A screen shot of an eagle sitting on the Hays nest from February.
It was a lunchtime to remember for Randy Davis.
The Westmoreland County man was walking around St. Clair Park recently when he noticed two immature eagles.
“They were young, but with a 6- to 7-foot wingspans. There were no markings to tell if they were Golden or American, but with the orangeish beaks,” Davis said.
“They were swooping the trees between upper St. Clair Park and across the railroad tracks to the trees lining the upper tracks on Tunnel Street. They both circled me twice; immature eagles seem to be a bit curious, and not afraid of humans.”
Eagles have been spotted nearby in past years. Last summer, a woman reported seeing a bald eagle along Loyalhanna Creek between Latrobe and Ligonier.
But they’re still a thrill to see.
“It surely made my day,” Davis said.
Meanwhile, four of five eaglets in two nests being monitored by the Audubon Society of Western Pennsylvania have hatched.
Two mature eagles occupy one nest known as the “Hays nest.” It’s located in the Hays area of Pittsburgh alongside the Monongahela River.
Those eagles produced three eggs.
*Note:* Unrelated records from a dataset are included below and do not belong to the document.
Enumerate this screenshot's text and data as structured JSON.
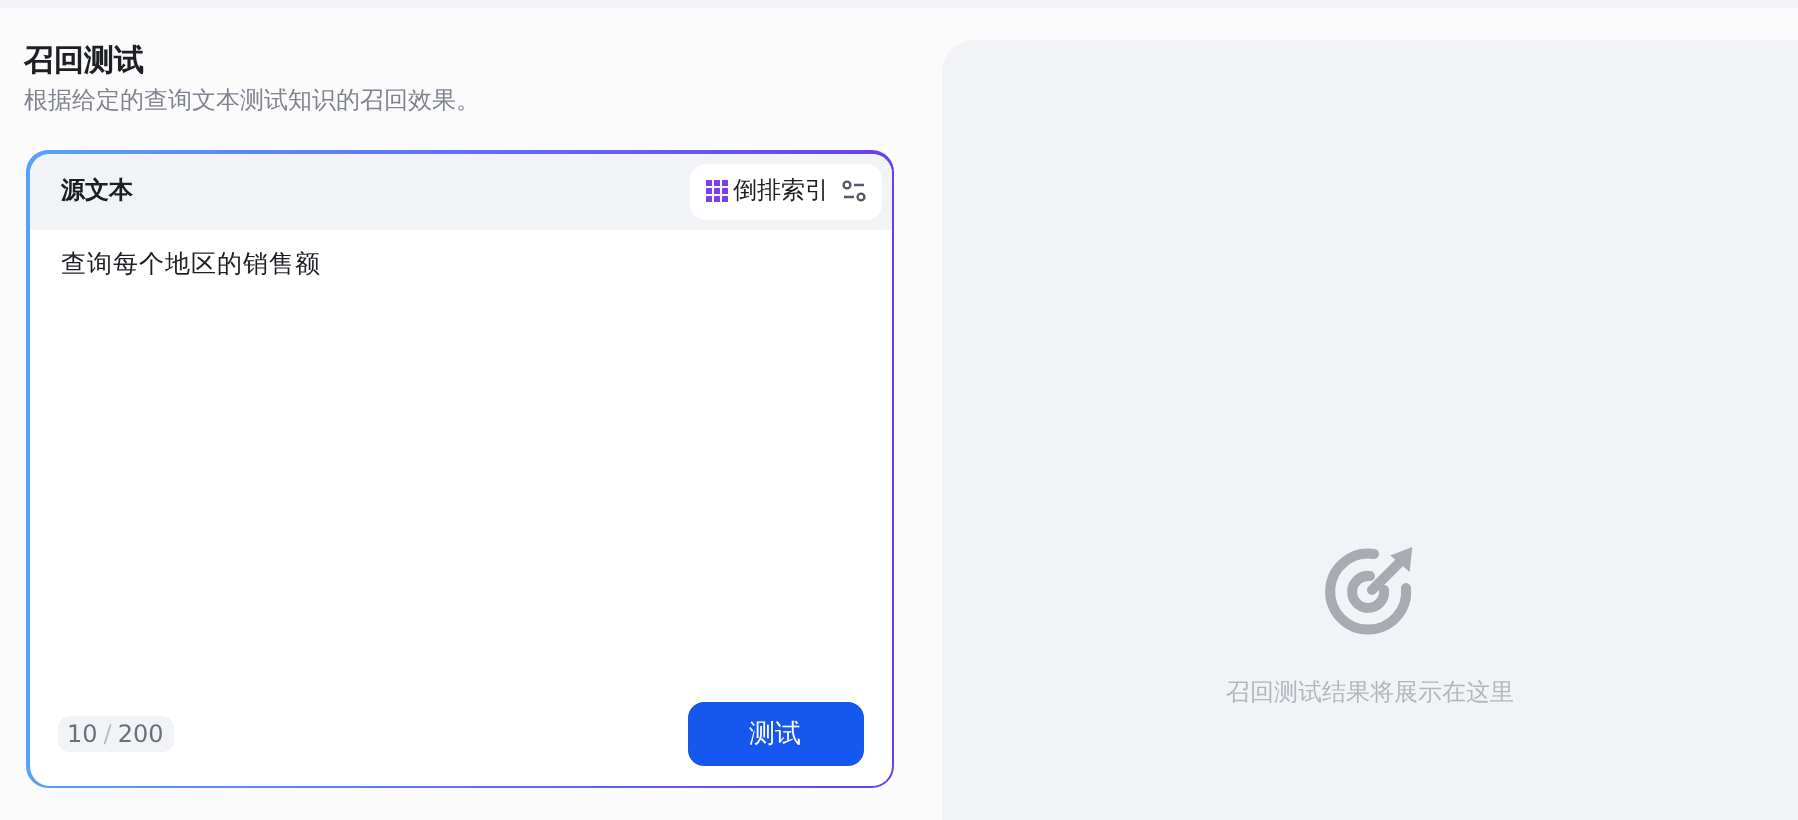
{
  "header": {
    "title": "召回测试",
    "subtitle": "根据给定的查询文本测试知识的召回效果。"
  },
  "source": {
    "label": "源文本",
    "index_mode": "倒排索引",
    "value": "查询每个地区的销售额",
    "counter": {
      "count": "10",
      "separator": "/",
      "max": "200"
    },
    "button": "测试"
  },
  "results": {
    "empty_text": "召回测试结果将展示在这里"
  }
}
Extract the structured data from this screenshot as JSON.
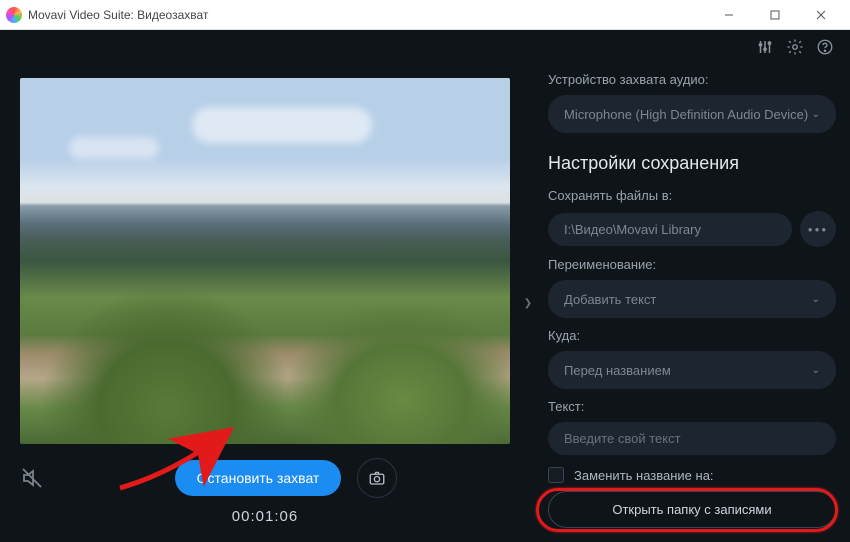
{
  "window": {
    "title": "Movavi Video Suite: Видеозахват"
  },
  "capture": {
    "stop_label": "Остановить захват",
    "timer": "00:01:06"
  },
  "panel": {
    "audio_device_label": "Устройство захвата аудио:",
    "audio_device_value": "Microphone (High Definition Audio Device)",
    "save_settings_title": "Настройки сохранения",
    "save_path_label": "Сохранять файлы в:",
    "save_path_value": "I:\\Видео\\Movavi Library",
    "rename_label": "Переименование:",
    "rename_value": "Добавить текст",
    "where_label": "Куда:",
    "where_value": "Перед названием",
    "text_label": "Текст:",
    "text_placeholder": "Введите свой текст",
    "replace_checkbox_label": "Заменить название на:",
    "open_folder_label": "Открыть папку с записями"
  }
}
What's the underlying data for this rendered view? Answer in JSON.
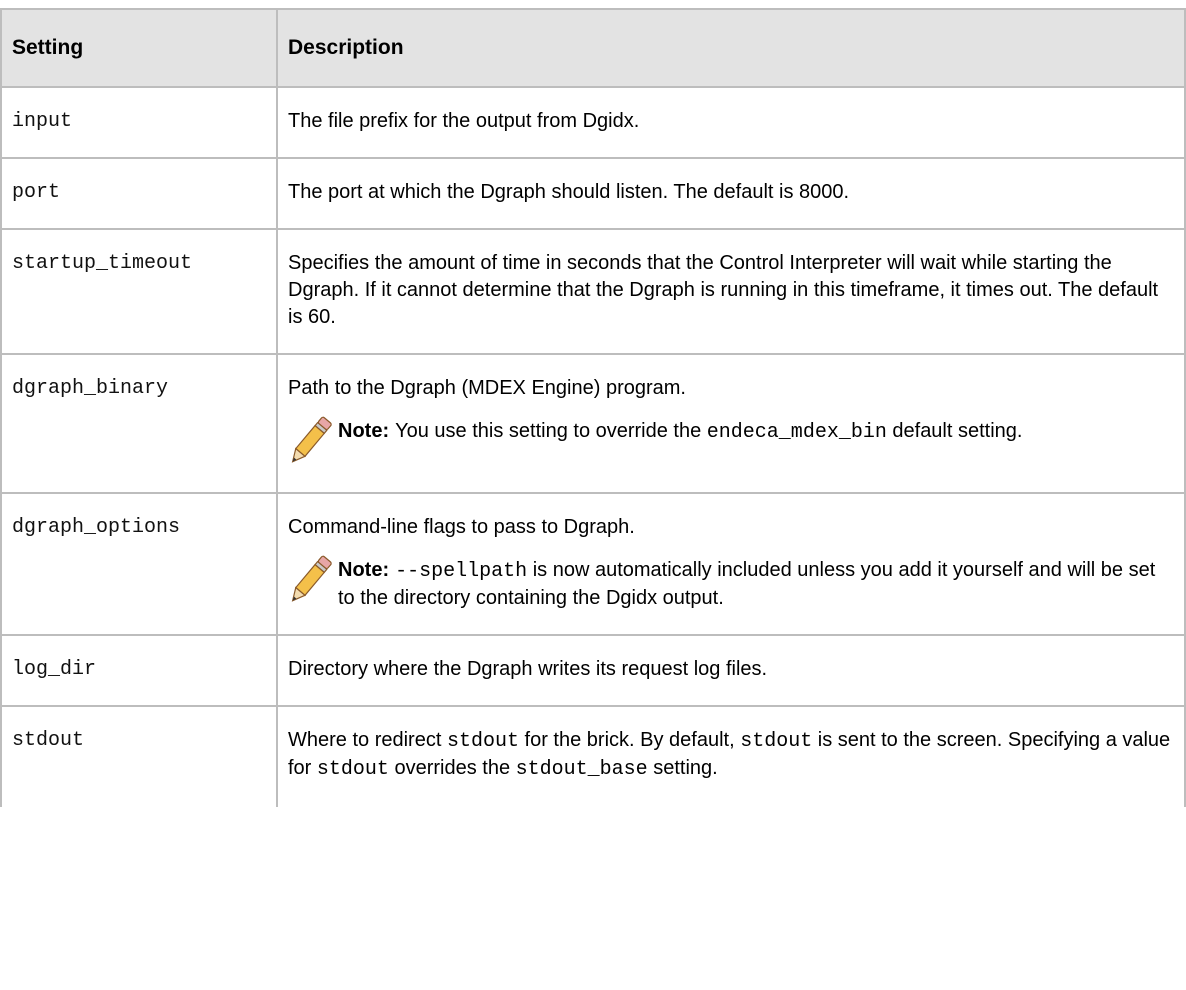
{
  "headers": {
    "setting": "Setting",
    "description": "Description"
  },
  "note_label": "Note:",
  "rows": [
    {
      "setting": "input",
      "desc": "The file prefix for the output from Dgidx."
    },
    {
      "setting": "port",
      "desc": "The port at which the Dgraph should listen. The default is 8000."
    },
    {
      "setting": "startup_timeout",
      "desc": "Specifies the amount of time in seconds that the Control Interpreter will wait while starting the Dgraph. If it cannot determine that the Dgraph is running in this timeframe, it times out. The default is 60."
    },
    {
      "setting": "dgraph_binary",
      "desc": "Path to the Dgraph (MDEX Engine) program.",
      "note": {
        "pre": "You use this setting to override the ",
        "code": "endeca_mdex_bin",
        "post": " default setting."
      }
    },
    {
      "setting": "dgraph_options",
      "desc": "Command-line flags to pass to Dgraph.",
      "note": {
        "pre": "",
        "code": "--spellpath",
        "post": " is now automatically included unless you add it yourself and will be set to the directory containing the Dgidx output."
      }
    },
    {
      "setting": "log_dir",
      "desc": "Directory where the Dgraph writes its request log files."
    },
    {
      "setting": "stdout",
      "desc_parts": [
        "Where to redirect ",
        "stdout",
        " for the brick. By default, ",
        "stdout",
        " is sent to the screen. Specifying a value for ",
        "stdout",
        " overrides the ",
        "stdout_base",
        " setting."
      ]
    }
  ]
}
Two hatched in late March; the third never did.
“While we will never know for certain why this egg did not hatch, it’s possible that it was not fertile from the start. An infertile egg cannot develop into an eaglet and the egg would thus be deemed non-viable. It’s also possible that something went wrong developmentally within the egg after it was laid,” Audubon officials said.
The second nest, known as the “Harmar nest,” is located on a hill above Route 28 in Harmar that the Society bought specifically to protect the nest site. It’s a little more difficult to monitor given the terrain and size of the tree housing the nest.
But two eaglets hatched in it in mid-April.
Soon, all of the eaglets in both nests are expected to be large enough to become more visible.
Anyone interested in their fates can keep tabs on them via the society’s live webcams. They can be found here.